EXERCISE AIM: Your answer must restate each entry below word for word, with no pictures in it.

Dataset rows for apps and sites
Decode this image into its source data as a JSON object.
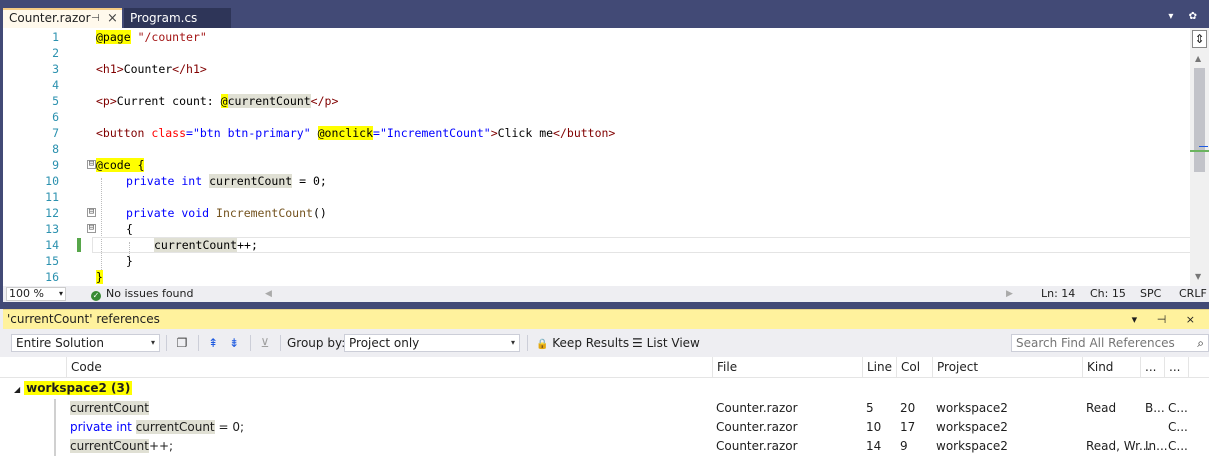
{
  "tabs": [
    {
      "label": "Counter.razor",
      "active": true
    },
    {
      "label": "Program.cs",
      "active": false
    }
  ],
  "tab_controls": {
    "pin": "⊣",
    "close": "×"
  },
  "tabstrip_right": "▾ ✿",
  "editor": {
    "line_numbers": [
      "1",
      "2",
      "3",
      "4",
      "5",
      "6",
      "7",
      "8",
      "9",
      "10",
      "11",
      "12",
      "13",
      "14",
      "15",
      "16"
    ],
    "code": {
      "l1_dir": "@page",
      "l1_str": "\"/counter\"",
      "l3_open": "<h1>",
      "l3_text": "Counter",
      "l3_close": "</h1>",
      "l5_open": "<p>",
      "l5_text": "Current count: ",
      "l5_dir": "@",
      "l5_ref": "currentCount",
      "l5_close": "</p>",
      "l7_open": "<button ",
      "l7_attr1": "class",
      "l7_eq1": "=",
      "l7_val1": "\"btn btn-primary\"",
      "l7_attr2_dir": "@",
      "l7_attr2": "onclick",
      "l7_eq2": "=",
      "l7_val2": "\"IncrementCount\"",
      "l7_close1": ">",
      "l7_text": "Click me",
      "l7_close2": "</button>",
      "l7_close3": ">",
      "l9_dir": "@code",
      "l9_brace": " {",
      "l10_kw": "private int ",
      "l10_ref": "currentCount",
      "l10_rest": " = 0;",
      "l12_kw": "private void ",
      "l12_id": "IncrementCount",
      "l12_rest": "()",
      "l13": "{",
      "l14_ref": "currentCount",
      "l14_rest": "++;",
      "l15": "}",
      "l16": "}"
    },
    "fold_glyph": "⊟",
    "split_glyph": "⇕",
    "scroll_up": "▲",
    "scroll_down": "▼"
  },
  "status": {
    "zoom": "100 %",
    "issues": "No issues found",
    "issues_icon": "✓",
    "ln": "Ln: 14",
    "ch": "Ch: 15",
    "spc": "SPC",
    "crlf": "CRLF",
    "hscroll_left": "◀",
    "hscroll_right": "▶",
    "dropdown": "▾"
  },
  "references": {
    "title": "'currentCount' references",
    "title_controls": "▾ ⊣ ×",
    "toolbar": {
      "scope": "Entire Solution",
      "group_by_label": "Group by:",
      "group_by_value": "Project only",
      "keep_results": "Keep Results",
      "list_view": "List View",
      "search_placeholder": "Search Find All References",
      "copy_icon": "❐",
      "prev_icon": "⇞",
      "next_icon": "⇟",
      "filter_icon": "⊻",
      "lock_icon": "🔒",
      "list_icon": "☰",
      "search_icon": "⌕",
      "dropdown": "▾"
    },
    "columns": [
      "Code",
      "File",
      "Line",
      "Col",
      "Project",
      "Kind",
      "...",
      "..."
    ],
    "group": {
      "arrow": "◢",
      "label": "workspace2  (3)"
    },
    "rows": [
      {
        "code_pre": "",
        "code_ref": "currentCount",
        "code_post": "",
        "file": "Counter.razor",
        "line": "5",
        "col": "20",
        "project": "workspace2",
        "kind": "Read",
        "c7": "B...",
        "c8": "C..."
      },
      {
        "code_pre": "private int ",
        "code_ref": "currentCount",
        "code_post": " = 0;",
        "file": "Counter.razor",
        "line": "10",
        "col": "17",
        "project": "workspace2",
        "kind": "",
        "c7": "",
        "c8": "C..."
      },
      {
        "code_pre": "",
        "code_ref": "currentCount",
        "code_post": "++;",
        "file": "Counter.razor",
        "line": "14",
        "col": "9",
        "project": "workspace2",
        "kind": "Read, Wr...",
        "c7": "In...",
        "c8": "C..."
      }
    ]
  },
  "colors": {
    "chrome": "#424a76",
    "active_tab": "#fff9ec",
    "tool_header": "#fff29d",
    "highlight": "#ffff00",
    "reference": "#e0e0d4"
  }
}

ANSWER BOX:
Decode this image into its source data as a JSON object.
{
  "tabs": [
    {
      "label": "Counter.razor",
      "active": true
    },
    {
      "label": "Program.cs",
      "active": false
    }
  ],
  "tab_controls": {
    "pin": "⊣",
    "close": "×"
  },
  "tabstrip_right": "▾ ✿",
  "editor": {
    "line_numbers": [
      "1",
      "2",
      "3",
      "4",
      "5",
      "6",
      "7",
      "8",
      "9",
      "10",
      "11",
      "12",
      "13",
      "14",
      "15",
      "16"
    ],
    "code": {
      "l1_dir": "@page",
      "l1_str": "\"/counter\"",
      "l3_open": "<h1>",
      "l3_text": "Counter",
      "l3_close": "</h1>",
      "l5_open": "<p>",
      "l5_text": "Current count: ",
      "l5_dir": "@",
      "l5_ref": "currentCount",
      "l5_close": "</p>",
      "l7_open": "<button ",
      "l7_attr1": "class",
      "l7_eq1": "=",
      "l7_val1": "\"btn btn-primary\"",
      "l7_attr2_dir": "@",
      "l7_attr2": "onclick",
      "l7_eq2": "=",
      "l7_val2": "\"IncrementCount\"",
      "l7_close1": ">",
      "l7_text": "Click me",
      "l7_close2": "</button>",
      "l7_close3": ">",
      "l9_dir": "@code",
      "l9_brace": " {",
      "l10_kw": "private int ",
      "l10_ref": "currentCount",
      "l10_rest": " = 0;",
      "l12_kw": "private void ",
      "l12_id": "IncrementCount",
      "l12_rest": "()",
      "l13": "{",
      "l14_ref": "currentCount",
      "l14_rest": "++;",
      "l15": "}",
      "l16": "}"
    },
    "fold_glyph": "⊟",
    "split_glyph": "⇕",
    "scroll_up": "▲",
    "scroll_down": "▼"
  },
  "status": {
    "zoom": "100 %",
    "issues": "No issues found",
    "issues_icon": "✓",
    "ln": "Ln: 14",
    "ch": "Ch: 15",
    "spc": "SPC",
    "crlf": "CRLF",
    "hscroll_left": "◀",
    "hscroll_right": "▶",
    "dropdown": "▾"
  },
  "references": {
    "title": "'currentCount' references",
    "title_controls": "▾ ⊣ ×",
    "toolbar": {
      "scope": "Entire Solution",
      "group_by_label": "Group by:",
      "group_by_value": "Project only",
      "keep_results": "Keep Results",
      "list_view": "List View",
      "search_placeholder": "Search Find All References",
      "copy_icon": "❐",
      "prev_icon": "⇞",
      "next_icon": "⇟",
      "filter_icon": "⊻",
      "lock_icon": "🔒",
      "list_icon": "☰",
      "search_icon": "⌕",
      "dropdown": "▾"
    },
    "columns": [
      "Code",
      "File",
      "Line",
      "Col",
      "Project",
      "Kind",
      "...",
      "..."
    ],
    "group": {
      "arrow": "◢",
      "label": "workspace2  (3)"
    },
    "rows": [
      {
        "code_pre": "",
        "code_ref": "currentCount",
        "code_post": "",
        "file": "Counter.razor",
        "line": "5",
        "col": "20",
        "project": "workspace2",
        "kind": "Read",
        "c7": "B...",
        "c8": "C..."
      },
      {
        "code_pre": "private int ",
        "code_ref": "currentCount",
        "code_post": " = 0;",
        "file": "Counter.razor",
        "line": "10",
        "col": "17",
        "project": "workspace2",
        "kind": "",
        "c7": "",
        "c8": "C..."
      },
      {
        "code_pre": "",
        "code_ref": "currentCount",
        "code_post": "++;",
        "file": "Counter.razor",
        "line": "14",
        "col": "9",
        "project": "workspace2",
        "kind": "Read, Wr...",
        "c7": "In...",
        "c8": "C..."
      }
    ]
  },
  "colors": {
    "chrome": "#424a76",
    "active_tab": "#fff9ec",
    "tool_header": "#fff29d",
    "highlight": "#ffff00",
    "reference": "#e0e0d4"
  }
}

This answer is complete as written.